>>>
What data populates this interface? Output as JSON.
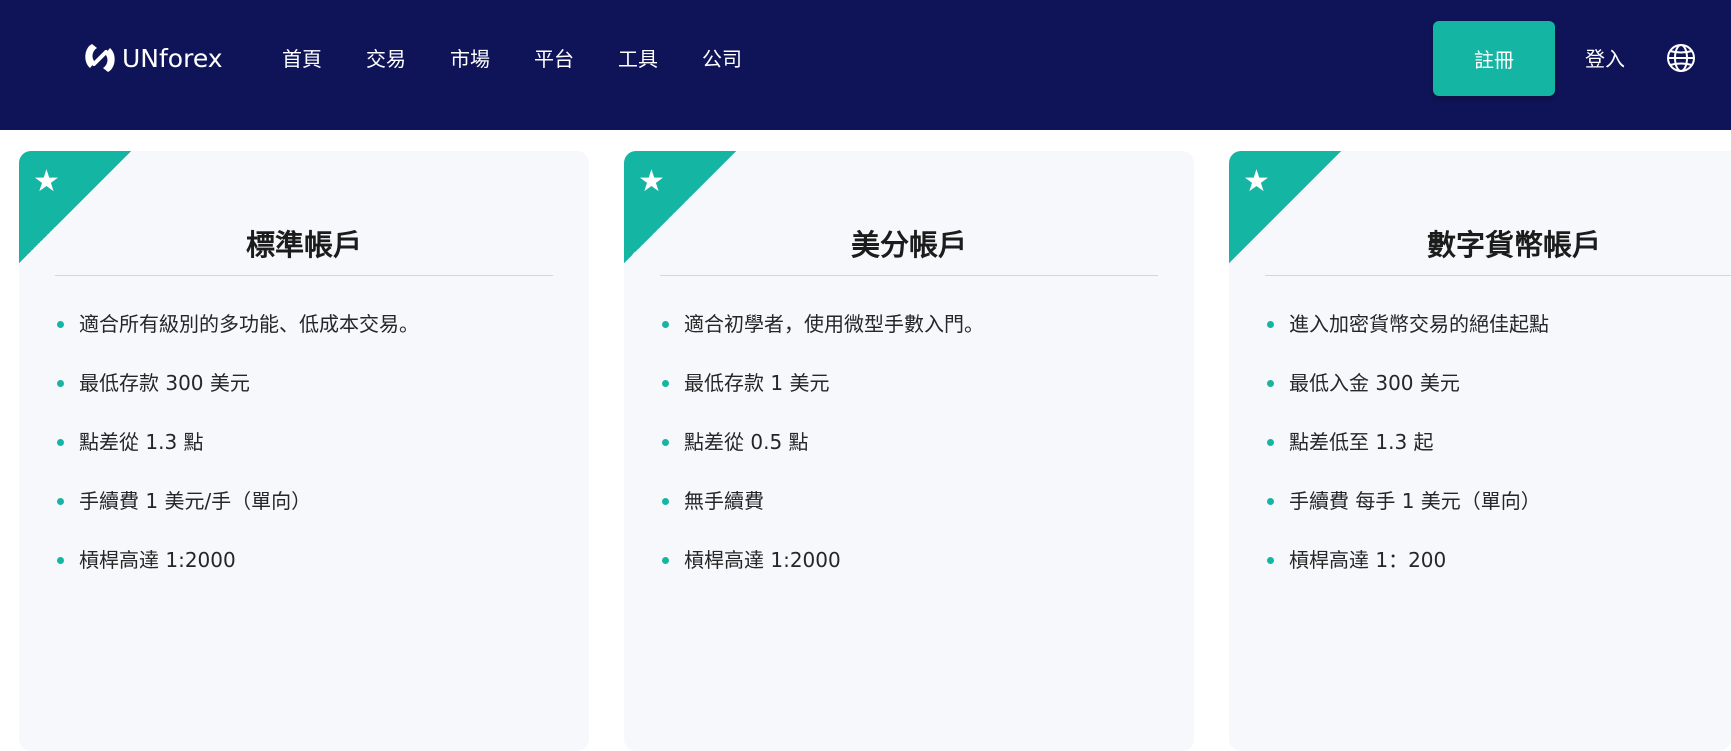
{
  "brand": {
    "name": "UNforex"
  },
  "nav": {
    "items": [
      "首頁",
      "交易",
      "市場",
      "平台",
      "工具",
      "公司"
    ],
    "register_label": "註冊",
    "login_label": "登入",
    "globe_icon": "globe-icon"
  },
  "colors": {
    "nav_bg": "#0f1458",
    "accent": "#15b5a3",
    "card_bg": "#f6f8fc"
  },
  "cards": [
    {
      "title": "標準帳戶",
      "features": [
        "適合所有級別的多功能、低成本交易。",
        "最低存款 300 美元",
        "點差從 1.3 點",
        "手續費 1 美元/手（單向）",
        "槓桿高達 1:2000"
      ]
    },
    {
      "title": "美分帳戶",
      "features": [
        "適合初學者，使用微型手數入門。",
        "最低存款 1 美元",
        "點差從 0.5 點",
        "無手續費",
        "槓桿高達 1:2000"
      ]
    },
    {
      "title": "數字貨幣帳戶",
      "features": [
        "進入加密貨幣交易的絕佳起點",
        "最低入金 300 美元",
        "點差低至 1.3 起",
        "手續費 每手 1 美元（單向）",
        "槓桿高達 1：200"
      ]
    }
  ]
}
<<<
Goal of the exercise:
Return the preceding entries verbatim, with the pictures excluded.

Response area:
What data populates this interface? Output as JSON.
{
  "brand": {
    "name": "UNforex"
  },
  "nav": {
    "items": [
      "首頁",
      "交易",
      "市場",
      "平台",
      "工具",
      "公司"
    ],
    "register_label": "註冊",
    "login_label": "登入",
    "globe_icon": "globe-icon"
  },
  "colors": {
    "nav_bg": "#0f1458",
    "accent": "#15b5a3",
    "card_bg": "#f6f8fc"
  },
  "cards": [
    {
      "title": "標準帳戶",
      "features": [
        "適合所有級別的多功能、低成本交易。",
        "最低存款 300 美元",
        "點差從 1.3 點",
        "手續費 1 美元/手（單向）",
        "槓桿高達 1:2000"
      ]
    },
    {
      "title": "美分帳戶",
      "features": [
        "適合初學者，使用微型手數入門。",
        "最低存款 1 美元",
        "點差從 0.5 點",
        "無手續費",
        "槓桿高達 1:2000"
      ]
    },
    {
      "title": "數字貨幣帳戶",
      "features": [
        "進入加密貨幣交易的絕佳起點",
        "最低入金 300 美元",
        "點差低至 1.3 起",
        "手續費 每手 1 美元（單向）",
        "槓桿高達 1：200"
      ]
    }
  ]
}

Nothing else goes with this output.